What the Hottest Prime Time Jobs Really Pay
Between the clever quips, the incessant cleavage, and the convenient storeroom sex, this year's fall TV lineup makes a day at the office look nothing short of a college frat party. But anyone who's worked as a nurse, publishing assistant, or criminal investigator will tell you that the TV version of their job is far racier than the reality.
To set the record straight, we asked workers in the trenches what TV's hottest prime time shows get wrong about their jobs.
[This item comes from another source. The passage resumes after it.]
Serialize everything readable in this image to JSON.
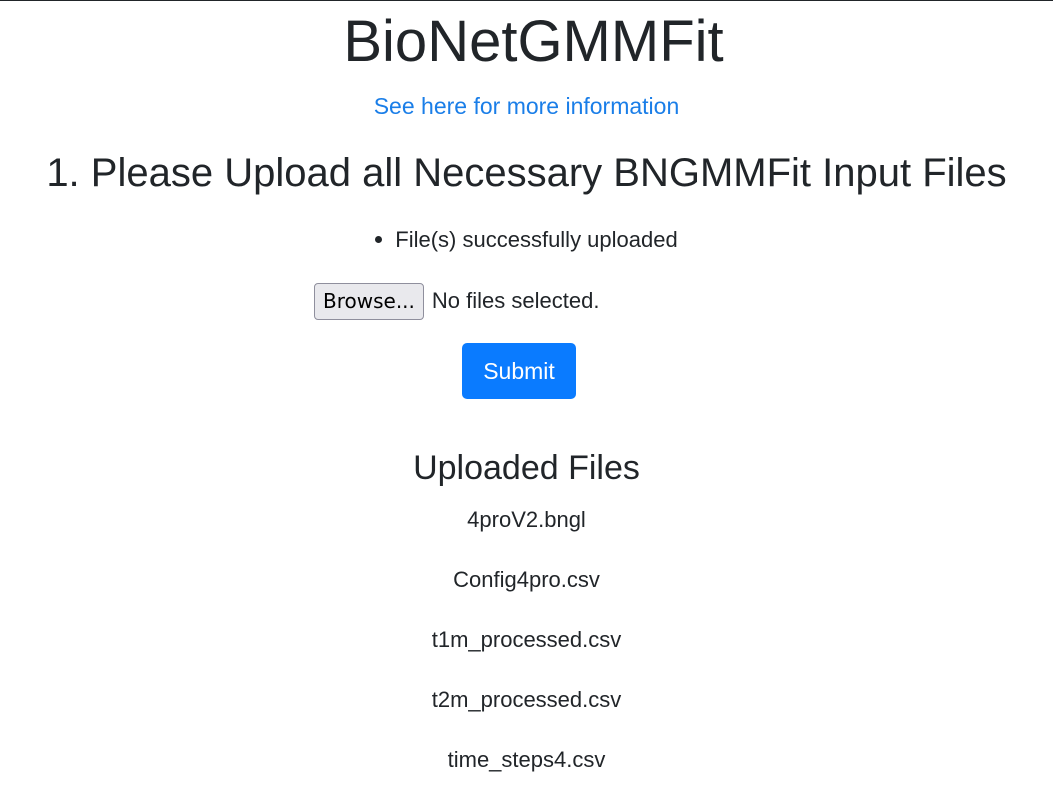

We also dug up what these positions actually pay (hint: often less than their fictional counterparts) and how stiff the competition is, especially in today's tricky job market.
Hopeful crime scene investigators may be disappointed to learn that the job is 70 percent paperwork, homicides aren't the only crimes CSIs pursue, and much of the technology depicted on TV either doesn't exist or isn't in most department budgets, says Brian Stampfl, one of six CSI detectives with Seattle's police department. What's more, he says, CSIs are on call 24/7: "When the call comes in at 2:00 a.m., we have to go." Still, the competition is exceptionally stiff, Stampfl says, mainly because it's such a coveted, low-turnover gig. In Seattle, hopeful CSIs must first work the streets as a police officer -- a position that has a rigorous application, testing, and training process -- before applying anew for a CSI slot. And as the U.S. Bureau of Labor Statistics (BLS) points out, application processes and qualifications can vary among states, municipalities, and police agencies.
Detective or criminal investigator, median annual salary: $54,304.
Other than the soap opera dramatics, this show's depiction of the New York fashion magazine world is actually "pretty true to life," says writer and editor Melissa Walker, who's spent a decade in the trenches with publications like Glamour and Teen Vogue. "Promotions happen from within, connected people get jobs, and crazies abound," she says. Assistants with good ideas do move up quickly, she adds, as long as they can fetch coffee and dry cleaning like nobody's business, keep their boss's schedule up to date, and store "a stellar pair of heels" under their desk in case of an unexpected party. Walker's biggest beef with the show: economics. "Be really, really happy if you have a starting salary above $25,000," she says. Another thing the show misses: how volatile the industry's become. According to MediaFinder, 525 magazines folded in 2008, and 279 folded during the first half of 2009. In other words, expect competition for entry-level gigs to be stiff.
Magazine editor, median annual salary: $50,488
"Law & Order."
In the real world, working as a district attorney is far less glamorous than on TV, says Dallas attorney Clinton David, who got his start in a DA's office and is now managing shareholder of a 21-lawyer firm. "It's really file pushing," he says. "You get a stack of 30 a day and you triage." As for all those cases ripped from the headlines, don't expect to work on them, David says: "The majority of the time you'll be handling DUIs and domestic disturbances." Closing arguments are far more exciting in your living room, too. In real life, he says, they're nothing more than dry, lengthy recaps. And those defendants who wilt under grueling cross-examination and confess on the stand? "That just doesn't happen," David says. Because being a DA is a big burnout position, turnover is high, he says. Still, according to the BLS, competition is tight for law school spots and legal positions.
Government attorney, median annual salary: $88,080.
"Grey's Anatomy," "HawthoRNe," and "Nurse Jackie."
Donna Jeskey, a registered nurse turned nurse practitioner who's worked in a New Jersey ER for 10 years, has a few bones to pick with these shows. "They portray all the newbie nurses as dumb," she says. "It's as if they didn't learn anything in nursing school." In reality, Jeskey says, even green RNs hit the ground running. Plus, the whole doctor-as-god thing is blown out of proportion on TV. "Nowadays it's almost an even playing field," Jeskey says. "I refer to all the doctors by their first names -- not 'Yes, Doctor; I'll be right there, Doctor.'" Then there's the matter of breaking the rules in the name of saving patients. "There are policies. You can't just do whatever you want," Jeskey says. As for the job outlook, nursing remains a good bet, despite the recession. According to the American Association of Colleges of Nursing, the country's still suffering from a nursing shortage.
Registered nurse, median annual salary: $52,143.
Next: Top 10 Jobs of 2010 >>
Source: Salary data from PayScale.com. The salaries listed are median annual salaries for full-time employees with 5-8 years of experience and include any bonuses, commissions, and profit sharing.
Michelle Goodman is a freelance writer and author of "My So-Called Freelance Life: How to Survive and Thrive as a Creative Professional for Hire."